- Gogtay J et al. Pharmacokinetics of a novel formulation, lopinavir/ritonavir sprinkles meant for children in healthy human subjects: A pilot study. Poster abstract 982.
- Bolton C et al. Strong influence of CYP2B6 genotypic polymorphisms on EFV pharmacokinetics in HIV+ children <3 years of age and implications for dosing. Poster abstract 981.
- Siccardi et al. Pharmacokinetics of efavirenz dose optimisation in paediatric patients using an in vitro–in vivo extrapolation Model. Poster abstract 619.

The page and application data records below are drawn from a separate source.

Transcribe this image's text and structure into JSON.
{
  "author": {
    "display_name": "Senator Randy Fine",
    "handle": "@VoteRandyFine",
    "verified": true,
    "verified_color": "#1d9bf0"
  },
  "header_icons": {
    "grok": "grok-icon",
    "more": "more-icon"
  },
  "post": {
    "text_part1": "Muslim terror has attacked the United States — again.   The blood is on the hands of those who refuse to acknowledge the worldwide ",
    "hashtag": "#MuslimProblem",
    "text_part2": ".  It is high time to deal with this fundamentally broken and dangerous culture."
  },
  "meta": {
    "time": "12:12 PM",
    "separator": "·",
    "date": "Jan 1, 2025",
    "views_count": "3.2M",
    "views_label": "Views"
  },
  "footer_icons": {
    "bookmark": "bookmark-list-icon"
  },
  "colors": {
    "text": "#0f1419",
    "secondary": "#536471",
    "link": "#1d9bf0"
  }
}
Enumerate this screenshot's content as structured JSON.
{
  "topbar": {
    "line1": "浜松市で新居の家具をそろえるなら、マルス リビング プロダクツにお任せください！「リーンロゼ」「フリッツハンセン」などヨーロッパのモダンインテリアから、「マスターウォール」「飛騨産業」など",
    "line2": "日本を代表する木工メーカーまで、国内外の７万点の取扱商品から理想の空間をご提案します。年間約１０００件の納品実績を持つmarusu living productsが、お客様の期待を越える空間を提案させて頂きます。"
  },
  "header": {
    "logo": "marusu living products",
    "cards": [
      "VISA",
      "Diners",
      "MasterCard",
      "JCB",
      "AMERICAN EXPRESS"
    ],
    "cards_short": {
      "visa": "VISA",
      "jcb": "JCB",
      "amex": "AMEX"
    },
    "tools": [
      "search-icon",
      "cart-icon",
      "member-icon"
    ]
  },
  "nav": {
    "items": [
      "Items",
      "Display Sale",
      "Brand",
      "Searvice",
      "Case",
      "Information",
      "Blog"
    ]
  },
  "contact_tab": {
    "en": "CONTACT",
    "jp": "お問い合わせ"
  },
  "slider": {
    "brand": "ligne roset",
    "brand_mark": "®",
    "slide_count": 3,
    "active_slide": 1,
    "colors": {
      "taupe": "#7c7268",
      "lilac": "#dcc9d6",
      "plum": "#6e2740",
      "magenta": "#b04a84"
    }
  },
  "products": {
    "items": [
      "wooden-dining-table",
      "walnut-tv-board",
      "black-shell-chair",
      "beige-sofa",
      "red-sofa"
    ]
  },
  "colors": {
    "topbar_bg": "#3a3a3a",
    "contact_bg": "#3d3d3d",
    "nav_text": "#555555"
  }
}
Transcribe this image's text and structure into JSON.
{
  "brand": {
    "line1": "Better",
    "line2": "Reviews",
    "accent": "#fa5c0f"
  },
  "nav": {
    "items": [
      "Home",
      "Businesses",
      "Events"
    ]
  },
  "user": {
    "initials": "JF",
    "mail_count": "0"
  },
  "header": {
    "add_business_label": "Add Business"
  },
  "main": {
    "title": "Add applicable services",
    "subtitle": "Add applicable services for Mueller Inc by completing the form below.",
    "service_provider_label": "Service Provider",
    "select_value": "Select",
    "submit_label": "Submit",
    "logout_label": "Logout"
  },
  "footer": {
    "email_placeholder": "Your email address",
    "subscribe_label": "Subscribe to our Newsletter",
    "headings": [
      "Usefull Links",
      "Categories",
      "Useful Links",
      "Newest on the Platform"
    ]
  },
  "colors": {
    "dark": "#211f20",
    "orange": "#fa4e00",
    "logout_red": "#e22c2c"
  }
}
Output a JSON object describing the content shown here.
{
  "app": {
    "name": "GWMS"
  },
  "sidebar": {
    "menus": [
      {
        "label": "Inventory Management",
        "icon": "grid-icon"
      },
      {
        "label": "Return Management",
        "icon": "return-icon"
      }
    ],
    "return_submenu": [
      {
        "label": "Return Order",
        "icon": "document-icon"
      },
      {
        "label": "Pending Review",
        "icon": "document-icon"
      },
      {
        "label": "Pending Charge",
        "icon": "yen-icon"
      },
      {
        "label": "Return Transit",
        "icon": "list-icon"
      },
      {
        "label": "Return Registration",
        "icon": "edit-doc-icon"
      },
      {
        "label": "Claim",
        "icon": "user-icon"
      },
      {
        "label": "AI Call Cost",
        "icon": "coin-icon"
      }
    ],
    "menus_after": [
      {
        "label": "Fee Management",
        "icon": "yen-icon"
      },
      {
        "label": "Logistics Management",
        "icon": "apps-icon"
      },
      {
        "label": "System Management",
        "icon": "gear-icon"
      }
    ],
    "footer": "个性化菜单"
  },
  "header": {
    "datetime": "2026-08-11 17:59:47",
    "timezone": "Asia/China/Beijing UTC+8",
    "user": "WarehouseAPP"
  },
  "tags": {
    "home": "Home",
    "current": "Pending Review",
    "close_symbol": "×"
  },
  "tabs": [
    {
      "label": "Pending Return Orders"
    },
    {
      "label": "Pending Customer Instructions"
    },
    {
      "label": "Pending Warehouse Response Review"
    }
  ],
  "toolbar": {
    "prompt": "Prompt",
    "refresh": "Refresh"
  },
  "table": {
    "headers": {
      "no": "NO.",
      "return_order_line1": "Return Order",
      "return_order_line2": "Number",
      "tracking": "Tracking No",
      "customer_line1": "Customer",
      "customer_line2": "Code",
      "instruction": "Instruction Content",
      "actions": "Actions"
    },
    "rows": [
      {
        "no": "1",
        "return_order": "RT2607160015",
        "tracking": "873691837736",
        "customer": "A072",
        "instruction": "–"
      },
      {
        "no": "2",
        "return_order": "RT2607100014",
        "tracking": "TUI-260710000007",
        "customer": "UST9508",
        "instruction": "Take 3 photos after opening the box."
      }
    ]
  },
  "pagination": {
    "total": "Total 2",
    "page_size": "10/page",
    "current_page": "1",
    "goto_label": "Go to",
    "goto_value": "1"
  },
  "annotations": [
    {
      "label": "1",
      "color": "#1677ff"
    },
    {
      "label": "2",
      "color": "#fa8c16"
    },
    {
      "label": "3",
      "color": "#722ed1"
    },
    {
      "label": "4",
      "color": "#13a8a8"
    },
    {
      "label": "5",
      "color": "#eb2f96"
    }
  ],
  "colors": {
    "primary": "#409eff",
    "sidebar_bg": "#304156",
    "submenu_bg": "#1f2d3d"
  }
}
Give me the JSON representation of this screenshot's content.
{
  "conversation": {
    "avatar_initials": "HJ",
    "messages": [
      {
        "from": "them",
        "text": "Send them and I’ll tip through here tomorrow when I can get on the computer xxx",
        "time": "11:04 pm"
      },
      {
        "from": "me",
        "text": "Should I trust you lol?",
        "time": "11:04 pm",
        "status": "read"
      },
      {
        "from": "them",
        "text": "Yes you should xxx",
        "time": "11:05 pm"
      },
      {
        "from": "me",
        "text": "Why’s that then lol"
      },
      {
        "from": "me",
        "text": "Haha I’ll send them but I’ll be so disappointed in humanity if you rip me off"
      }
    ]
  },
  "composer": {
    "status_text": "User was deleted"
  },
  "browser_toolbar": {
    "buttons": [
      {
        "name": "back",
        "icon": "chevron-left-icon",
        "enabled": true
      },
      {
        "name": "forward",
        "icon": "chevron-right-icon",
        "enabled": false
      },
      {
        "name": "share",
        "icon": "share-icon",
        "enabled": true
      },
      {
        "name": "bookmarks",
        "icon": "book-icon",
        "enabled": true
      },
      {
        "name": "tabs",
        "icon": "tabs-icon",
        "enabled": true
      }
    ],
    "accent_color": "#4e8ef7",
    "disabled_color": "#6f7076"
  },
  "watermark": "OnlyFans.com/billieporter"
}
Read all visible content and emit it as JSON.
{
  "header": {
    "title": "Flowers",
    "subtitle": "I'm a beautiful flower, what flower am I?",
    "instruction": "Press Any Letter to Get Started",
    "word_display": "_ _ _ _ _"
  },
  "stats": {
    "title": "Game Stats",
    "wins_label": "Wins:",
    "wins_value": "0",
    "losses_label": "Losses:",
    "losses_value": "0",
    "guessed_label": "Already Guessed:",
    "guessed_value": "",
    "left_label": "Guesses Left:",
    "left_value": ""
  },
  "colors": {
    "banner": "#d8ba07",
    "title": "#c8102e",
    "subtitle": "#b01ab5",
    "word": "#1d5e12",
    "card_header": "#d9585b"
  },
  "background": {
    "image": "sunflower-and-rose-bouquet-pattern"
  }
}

- Piatt J et al. Pharmacokinetics in stable paediatric patients switching from liquid LPV/r to the paediatric 100/25-mg tablets: The Tiny Tabs Study. Poster abstract 983.
- Tenofovir label extended to paediatric indication. HTB Volume 13 Number 1/2 January/February 2012.
- FDA approve paediatric dose for darunavir. HTB Volume 13 Number 1/2 January/February 2012.
- Aurpibul L et al. Tenofovir pharmacokinetics when administered according to weight-band dosing in 15-kg HIV+ children receiving tenofovir/lamivudine/efavirenz once daily. Poster Abstract 984.
- King J et al. Low darunavir and etravirine exposure when used in combination in HIV+ Children and Adolescents. Poster abstract 986.